The government would never tell you this, but consumer spending power is one of the most powerful agents of political change that we have. To a large extent (but not completely), we have the choice to not spend money on goods and services that adversely impact the environment and we can choose to withdraw our spending from companies that don’t align with our ethical values. Where and how we spend our money matters.
A 2015 study published in the Journal of Industrial Ecology shows that the things we consume, from food and essentials all the way through to luxury items, are responsible for up to 60 percent of global greenhouse gas emissions and between 50 and 80 percent of total land, material, and water use.
Much of the environmental impact of the goods we buy, is hidden from us way down in the supply chain such as the amount of water that goes into making a hamburger, or the clothing factories that pollute and contaminate water supplies.
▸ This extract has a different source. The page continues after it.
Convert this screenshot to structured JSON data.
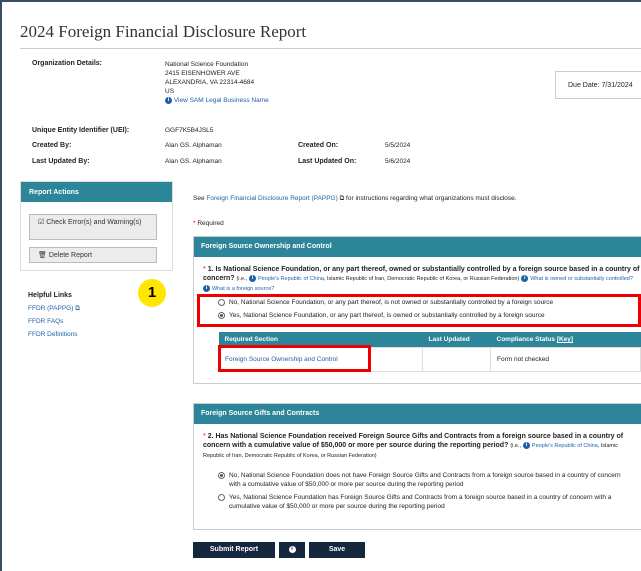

A staggering 80% of the carbon footprint of a smartphone is generated during the manufacturing process rather than in a lifetime of use. Gold mining for the tech industry is one of the main causes of deforestation in the Amazon. In addition, the extraction process generates mercury and cyanide waste which contaminates river systems and drinking water.
Think before you buy. Switch off those one-click buy settings, relax your trigger finger and ask yourself:
Do I really need this?
Reducing the amount we buy is a win-win. Our drive towards increasing consumtion only means we have to work harder and longer hours to support our spending habits. While many people are barely getting by, there are also a lot of people priviliged enough to have higher incomes. Countries with the highest rates of consumerism, had up to 5.5 times the environmental impact as the world average. Tackling this excess spending should be an easy win – save your money and make do without that spending dopamine quick-hit.
If you do need it, can you buy or get it somewhere second hand?
The Internet has made the circular economy even easier than ever. Before you buy something that you’ve decided you really really need, look for it second hand in places such as: ebay, facebook market place, Gumtree, Freegle, Vinted, DePop, Charity shops, antique centres and second-hand markets.
Remember though – for circular economies to work, we also have to move-on items we no longer use. Make some money by selling on these platforms too, or raise money for good causes by donating items to a local charity shop.
Become an ethical consumer
When you do buy from companies and organisations, choose ones with an ethical stance. From the food on your plate to your energy suppplier, how you manage your spending matters. For example:
- Choose small local businesses over corporate multinationals.
- Ditch companies like Amazon who don’t pay their fair share of tax
- Switch your bank to one that doesn’t invest in fossil fuels
- Change your mobile provider to a company like Ecotalk who re-invest profits in creating nature reserves, or Honest Mobile
- Choose companies that are making a positive difference to the world
Here are Ethical Consumer’s top ten tips for making a positive impact with your spending:
Save yourself time and sign up to the Ethical Consumer web site who do all the research for you, from electric cars, household items, tech and electronics to food – they have it all!